YOUR OBJECTIVE: Reproduce all of the records exactly.

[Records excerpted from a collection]
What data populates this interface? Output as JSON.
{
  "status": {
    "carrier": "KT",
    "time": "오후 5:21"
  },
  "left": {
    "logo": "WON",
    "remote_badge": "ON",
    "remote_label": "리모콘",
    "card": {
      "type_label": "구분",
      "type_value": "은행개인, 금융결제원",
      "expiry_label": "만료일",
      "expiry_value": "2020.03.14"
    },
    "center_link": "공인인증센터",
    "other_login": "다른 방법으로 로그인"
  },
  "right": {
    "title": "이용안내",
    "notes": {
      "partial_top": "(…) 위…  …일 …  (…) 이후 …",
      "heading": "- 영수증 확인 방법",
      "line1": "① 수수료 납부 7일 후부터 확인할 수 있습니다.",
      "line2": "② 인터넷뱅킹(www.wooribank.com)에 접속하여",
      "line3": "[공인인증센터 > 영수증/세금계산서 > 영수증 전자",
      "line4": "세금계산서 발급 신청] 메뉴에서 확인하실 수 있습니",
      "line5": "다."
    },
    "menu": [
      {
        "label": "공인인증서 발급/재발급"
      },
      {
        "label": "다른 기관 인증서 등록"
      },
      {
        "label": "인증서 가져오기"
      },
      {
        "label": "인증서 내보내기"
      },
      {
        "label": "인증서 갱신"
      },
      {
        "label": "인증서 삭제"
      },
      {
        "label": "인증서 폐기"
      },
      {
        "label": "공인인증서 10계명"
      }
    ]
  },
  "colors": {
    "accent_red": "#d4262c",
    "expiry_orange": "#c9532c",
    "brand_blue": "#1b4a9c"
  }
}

TASK OUTPUT:
What data populates this interface? Output as JSON.
{
  "status": {
    "carrier": "KT",
    "time": "오후 5:21"
  },
  "left": {
    "logo": "WON",
    "remote_badge": "ON",
    "remote_label": "리모콘",
    "card": {
      "type_label": "구분",
      "type_value": "은행개인, 금융결제원",
      "expiry_label": "만료일",
      "expiry_value": "2020.03.14"
    },
    "center_link": "공인인증센터",
    "other_login": "다른 방법으로 로그인"
  },
  "right": {
    "title": "이용안내",
    "notes": {
      "partial_top": "(…) 위…  …일 …  (…) 이후 …",
      "heading": "- 영수증 확인 방법",
      "line1": "① 수수료 납부 7일 후부터 확인할 수 있습니다.",
      "line2": "② 인터넷뱅킹(www.wooribank.com)에 접속하여",
      "line3": "[공인인증센터 > 영수증/세금계산서 > 영수증 전자",
      "line4": "세금계산서 발급 신청] 메뉴에서 확인하실 수 있습니",
      "line5": "다."
    },
    "menu": [
      {
        "label": "공인인증서 발급/재발급"
      },
      {
        "label": "다른 기관 인증서 등록"
      },
      {
        "label": "인증서 가져오기"
      },
      {
        "label": "인증서 내보내기"
      },
      {
        "label": "인증서 갱신"
      },
      {
        "label": "인증서 삭제"
      },
      {
        "label": "인증서 폐기"
      },
      {
        "label": "공인인증서 10계명"
      }
    ]
  },
  "colors": {
    "accent_red": "#d4262c",
    "expiry_orange": "#c9532c",
    "brand_blue": "#1b4a9c"
  }
}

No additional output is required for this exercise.